How can this problem be solved? The simplest method is to make your variables private (but you do that already,  right?) and to use synchronized accessor methods. Accessor methods allow access to private member variables, but in a controlled manner. Take the following accessor methods, which provide a safe way to change the value of a counter.
public class MyCounter
 private int count = 0; // count starts at zero

 public synchronized void setCount(int amount)
  count = amount;
 public synchronized int getCount()
  return count;

2. Capitalization errors

This is one of the most frequent errors that we all make. It's so simple to do, and sometimes one can look at an uncapitalized variable or method and still not spot the problem. I myself have often been puzzled by these errors, because I recognize that the method or variable does exist, but don't spot the lack of capitalization.
While there's no silver bullet for detecting this error, you can easily train yourself to make less of them. There's a very simple trick you can learn :-
  • all methods and member variables in the Java API begin with lowercase letters
  • all methods and member variables use capitalization where a new word begins e.g - getDoubleValue()
If you use this pattern for all of your member variables and classes, and then make a conscious effort to get it right, you can gradually reduce the number of mistakes you'll make. It may take a while, but it can save some serious head scratching in the future.

(drum roll)

And the number one error that Java programmers make !!!!!

1. Null pointers!

Null pointers are one of the most common errors that Java programmers make.
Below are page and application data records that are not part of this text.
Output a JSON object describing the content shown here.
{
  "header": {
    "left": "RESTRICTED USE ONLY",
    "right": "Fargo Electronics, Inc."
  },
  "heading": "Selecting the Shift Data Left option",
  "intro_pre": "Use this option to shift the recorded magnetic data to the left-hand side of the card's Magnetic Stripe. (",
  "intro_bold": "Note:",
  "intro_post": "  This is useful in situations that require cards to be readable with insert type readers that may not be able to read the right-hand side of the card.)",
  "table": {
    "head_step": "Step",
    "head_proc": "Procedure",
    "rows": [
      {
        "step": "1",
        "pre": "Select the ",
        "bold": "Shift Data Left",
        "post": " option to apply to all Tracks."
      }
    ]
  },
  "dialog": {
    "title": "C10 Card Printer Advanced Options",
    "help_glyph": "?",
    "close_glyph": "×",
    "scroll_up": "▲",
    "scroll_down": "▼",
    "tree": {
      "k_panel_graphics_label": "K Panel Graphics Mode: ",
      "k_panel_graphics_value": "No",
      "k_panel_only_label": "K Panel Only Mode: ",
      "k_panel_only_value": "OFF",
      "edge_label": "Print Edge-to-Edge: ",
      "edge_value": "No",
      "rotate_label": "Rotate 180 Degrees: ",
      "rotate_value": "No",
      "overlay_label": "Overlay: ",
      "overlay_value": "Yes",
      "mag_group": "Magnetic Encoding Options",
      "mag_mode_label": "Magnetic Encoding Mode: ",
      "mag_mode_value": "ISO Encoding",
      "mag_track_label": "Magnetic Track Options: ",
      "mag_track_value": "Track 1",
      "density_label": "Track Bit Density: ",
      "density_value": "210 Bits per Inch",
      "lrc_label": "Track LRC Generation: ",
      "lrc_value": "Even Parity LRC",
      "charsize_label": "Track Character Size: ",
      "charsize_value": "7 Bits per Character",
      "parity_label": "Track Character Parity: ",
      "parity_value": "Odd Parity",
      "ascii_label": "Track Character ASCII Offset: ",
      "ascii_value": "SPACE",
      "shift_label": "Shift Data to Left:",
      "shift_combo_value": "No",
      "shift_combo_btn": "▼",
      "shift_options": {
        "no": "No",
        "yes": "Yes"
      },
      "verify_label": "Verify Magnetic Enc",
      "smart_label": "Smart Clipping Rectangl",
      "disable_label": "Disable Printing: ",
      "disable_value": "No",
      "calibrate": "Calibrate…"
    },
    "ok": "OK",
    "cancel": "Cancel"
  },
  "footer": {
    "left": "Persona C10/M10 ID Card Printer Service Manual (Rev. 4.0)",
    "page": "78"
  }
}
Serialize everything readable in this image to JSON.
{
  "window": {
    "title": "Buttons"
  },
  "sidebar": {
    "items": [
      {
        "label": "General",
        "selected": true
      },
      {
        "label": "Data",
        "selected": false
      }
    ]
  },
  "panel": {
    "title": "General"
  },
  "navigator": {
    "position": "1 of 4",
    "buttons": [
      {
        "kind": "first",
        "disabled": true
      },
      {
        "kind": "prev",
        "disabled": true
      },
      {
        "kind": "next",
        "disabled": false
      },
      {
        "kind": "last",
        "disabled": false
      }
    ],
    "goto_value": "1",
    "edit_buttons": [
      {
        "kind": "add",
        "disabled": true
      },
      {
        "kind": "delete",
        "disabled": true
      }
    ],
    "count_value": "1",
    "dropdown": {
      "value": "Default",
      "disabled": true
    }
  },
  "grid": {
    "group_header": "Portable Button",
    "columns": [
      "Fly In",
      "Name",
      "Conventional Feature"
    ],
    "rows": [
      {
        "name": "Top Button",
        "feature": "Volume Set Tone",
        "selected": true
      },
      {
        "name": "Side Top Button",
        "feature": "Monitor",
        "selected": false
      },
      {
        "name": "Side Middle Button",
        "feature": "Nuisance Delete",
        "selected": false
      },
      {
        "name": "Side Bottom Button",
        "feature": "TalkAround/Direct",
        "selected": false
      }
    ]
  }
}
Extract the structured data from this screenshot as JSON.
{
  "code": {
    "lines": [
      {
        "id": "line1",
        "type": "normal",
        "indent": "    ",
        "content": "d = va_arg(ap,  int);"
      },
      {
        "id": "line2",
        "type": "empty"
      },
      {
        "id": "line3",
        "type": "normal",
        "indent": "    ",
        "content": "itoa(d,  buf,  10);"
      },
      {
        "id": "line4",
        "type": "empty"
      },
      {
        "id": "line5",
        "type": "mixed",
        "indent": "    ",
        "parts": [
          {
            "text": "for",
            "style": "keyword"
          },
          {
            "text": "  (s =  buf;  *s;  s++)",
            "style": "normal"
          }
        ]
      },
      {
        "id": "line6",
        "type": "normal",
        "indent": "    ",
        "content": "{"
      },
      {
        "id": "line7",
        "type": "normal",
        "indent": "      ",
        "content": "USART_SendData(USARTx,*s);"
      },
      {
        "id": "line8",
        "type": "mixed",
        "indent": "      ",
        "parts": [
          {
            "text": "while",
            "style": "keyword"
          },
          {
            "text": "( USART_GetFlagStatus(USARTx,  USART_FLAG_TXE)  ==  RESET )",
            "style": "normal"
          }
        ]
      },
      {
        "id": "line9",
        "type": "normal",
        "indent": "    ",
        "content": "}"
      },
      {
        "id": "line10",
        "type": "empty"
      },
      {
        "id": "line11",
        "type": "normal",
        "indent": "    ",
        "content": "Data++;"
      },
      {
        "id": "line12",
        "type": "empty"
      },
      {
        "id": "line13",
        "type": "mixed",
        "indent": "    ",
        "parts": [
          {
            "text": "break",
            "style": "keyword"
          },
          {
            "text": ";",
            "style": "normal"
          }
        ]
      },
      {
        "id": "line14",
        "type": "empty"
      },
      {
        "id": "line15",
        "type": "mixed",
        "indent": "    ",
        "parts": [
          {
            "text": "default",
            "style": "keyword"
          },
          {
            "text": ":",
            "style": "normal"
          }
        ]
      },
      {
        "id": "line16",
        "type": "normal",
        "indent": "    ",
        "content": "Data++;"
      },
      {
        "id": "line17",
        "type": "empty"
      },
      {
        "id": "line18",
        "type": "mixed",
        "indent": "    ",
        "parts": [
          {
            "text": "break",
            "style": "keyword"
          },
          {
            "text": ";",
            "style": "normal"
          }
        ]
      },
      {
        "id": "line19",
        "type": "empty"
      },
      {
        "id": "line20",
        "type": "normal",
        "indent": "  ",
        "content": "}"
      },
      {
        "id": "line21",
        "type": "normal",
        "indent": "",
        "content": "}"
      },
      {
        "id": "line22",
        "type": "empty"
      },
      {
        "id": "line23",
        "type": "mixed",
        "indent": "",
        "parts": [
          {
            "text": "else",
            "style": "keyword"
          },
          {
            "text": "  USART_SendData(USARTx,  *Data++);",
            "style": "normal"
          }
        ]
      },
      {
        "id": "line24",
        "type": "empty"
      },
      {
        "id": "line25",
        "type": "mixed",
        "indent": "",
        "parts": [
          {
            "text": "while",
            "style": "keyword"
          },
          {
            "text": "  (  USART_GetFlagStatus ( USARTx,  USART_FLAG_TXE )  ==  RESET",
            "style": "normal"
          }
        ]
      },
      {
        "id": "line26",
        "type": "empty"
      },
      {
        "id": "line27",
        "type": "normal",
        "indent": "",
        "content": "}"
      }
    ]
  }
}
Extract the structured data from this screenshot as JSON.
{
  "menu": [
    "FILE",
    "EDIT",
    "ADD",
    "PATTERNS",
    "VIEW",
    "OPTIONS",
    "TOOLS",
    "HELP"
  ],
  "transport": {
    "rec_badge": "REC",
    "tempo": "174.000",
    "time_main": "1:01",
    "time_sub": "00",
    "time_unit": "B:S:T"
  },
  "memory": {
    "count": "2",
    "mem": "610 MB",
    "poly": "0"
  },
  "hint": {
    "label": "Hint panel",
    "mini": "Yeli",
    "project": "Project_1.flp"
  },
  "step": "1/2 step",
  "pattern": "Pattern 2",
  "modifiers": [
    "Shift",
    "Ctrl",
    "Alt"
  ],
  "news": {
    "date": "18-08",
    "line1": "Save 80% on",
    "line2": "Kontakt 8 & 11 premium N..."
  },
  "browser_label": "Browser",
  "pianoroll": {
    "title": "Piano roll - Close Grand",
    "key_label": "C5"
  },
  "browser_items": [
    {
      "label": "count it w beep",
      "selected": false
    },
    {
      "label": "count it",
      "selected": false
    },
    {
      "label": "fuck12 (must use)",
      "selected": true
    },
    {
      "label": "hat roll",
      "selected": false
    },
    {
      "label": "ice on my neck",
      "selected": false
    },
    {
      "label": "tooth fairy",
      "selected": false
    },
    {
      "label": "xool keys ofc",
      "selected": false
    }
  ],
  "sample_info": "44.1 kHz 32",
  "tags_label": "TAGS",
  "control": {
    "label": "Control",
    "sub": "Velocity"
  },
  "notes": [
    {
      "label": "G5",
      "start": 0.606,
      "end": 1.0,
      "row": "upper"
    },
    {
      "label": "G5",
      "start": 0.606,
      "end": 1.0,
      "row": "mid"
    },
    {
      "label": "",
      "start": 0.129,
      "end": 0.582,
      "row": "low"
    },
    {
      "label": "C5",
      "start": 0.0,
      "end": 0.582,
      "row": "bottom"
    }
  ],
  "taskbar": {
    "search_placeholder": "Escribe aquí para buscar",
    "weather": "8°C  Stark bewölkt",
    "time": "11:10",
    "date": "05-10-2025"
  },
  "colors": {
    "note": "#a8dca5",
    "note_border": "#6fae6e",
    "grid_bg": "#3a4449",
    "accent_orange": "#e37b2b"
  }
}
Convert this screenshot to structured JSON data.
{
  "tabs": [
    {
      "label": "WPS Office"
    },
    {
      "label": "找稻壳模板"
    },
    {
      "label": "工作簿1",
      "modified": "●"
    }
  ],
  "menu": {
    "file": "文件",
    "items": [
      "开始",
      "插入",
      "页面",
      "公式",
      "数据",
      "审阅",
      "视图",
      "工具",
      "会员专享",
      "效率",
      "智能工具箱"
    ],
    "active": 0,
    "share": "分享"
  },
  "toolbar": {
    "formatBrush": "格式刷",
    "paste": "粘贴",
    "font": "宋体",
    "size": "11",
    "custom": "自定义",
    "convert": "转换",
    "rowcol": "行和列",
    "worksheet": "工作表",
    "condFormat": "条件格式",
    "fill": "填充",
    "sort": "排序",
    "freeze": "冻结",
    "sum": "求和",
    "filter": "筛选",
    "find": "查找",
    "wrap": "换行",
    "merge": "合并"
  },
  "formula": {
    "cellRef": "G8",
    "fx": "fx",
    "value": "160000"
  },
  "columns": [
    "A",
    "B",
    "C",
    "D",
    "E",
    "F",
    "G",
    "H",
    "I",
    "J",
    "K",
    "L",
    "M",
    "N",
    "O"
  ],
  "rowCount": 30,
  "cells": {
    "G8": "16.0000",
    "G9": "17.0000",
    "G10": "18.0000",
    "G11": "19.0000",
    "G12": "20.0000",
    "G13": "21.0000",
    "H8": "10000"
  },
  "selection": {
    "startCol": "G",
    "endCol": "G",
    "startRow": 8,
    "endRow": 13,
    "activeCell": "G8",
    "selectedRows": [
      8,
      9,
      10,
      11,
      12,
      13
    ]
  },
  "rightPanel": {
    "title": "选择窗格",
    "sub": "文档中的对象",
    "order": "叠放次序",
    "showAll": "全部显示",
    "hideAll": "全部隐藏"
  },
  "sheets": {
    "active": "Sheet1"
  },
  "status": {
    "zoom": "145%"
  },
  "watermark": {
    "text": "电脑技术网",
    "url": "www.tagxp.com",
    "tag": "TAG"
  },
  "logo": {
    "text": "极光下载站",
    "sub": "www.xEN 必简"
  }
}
Compilers can't check this one for you - it will only surface at runtime, and if you don't discover it, your users certainly will.
When an attempt to access an object is made, and the reference to that object is null, a NullPointerException will be thrown. The cause of null pointers can be varied, but generally it means that either you haven't initialized an object, or you haven't checked the return value of a function.
Many functions return null to indicate an error condition - but unless you check your return values, you'll never know what's happening. Since the cause is an error condition, normal testing may not pick it up - which means that your users will end up discovering the problem for you. If the API function indicates that null may be returned, be sure to check this before using the object reference!
Another cause is where your initialization has been sloppy, or where it is conditional. For example, examine the following code, and see if you can spot the problem.
public static void main(String args[])
 // Accept up to 3 parameters
 String[] list = new String[3];

 int index = 0;

 while ( (index < args.length) && ( index < 3 ) )
  list[index++] = args[index];

 // Check all the parameters 
 for (int i = 0; i < list.length; i++)
  if (list[i].equals "-help")
   // .........
  if (list[i].equals "-cp")
   // .........
  // else .....
This code (while a contrived example), shows a common mistake. Under some circumstances, where the user enters three or more parameters, the code will run fine. If no parameters are entered, you'll get a NullPointerException at runtime. Sometimes your variables (the array of strings) will be initialized, and other times they won't. One easy solution is to check BEFORE you attempt to access a variable in an array that it is not equal to null.


These errors represent but some of the many that we all make. Though it is impossible to completely eliminate errors from the coding process, with care and practice you can avoid repeating the same ones. Rest assured, however, that all Java programmers encounter the same sorts of problems. It's comforting to know, that while you work late into the night tracking down an error, someone, somewhere, sometime, will make the same mistake!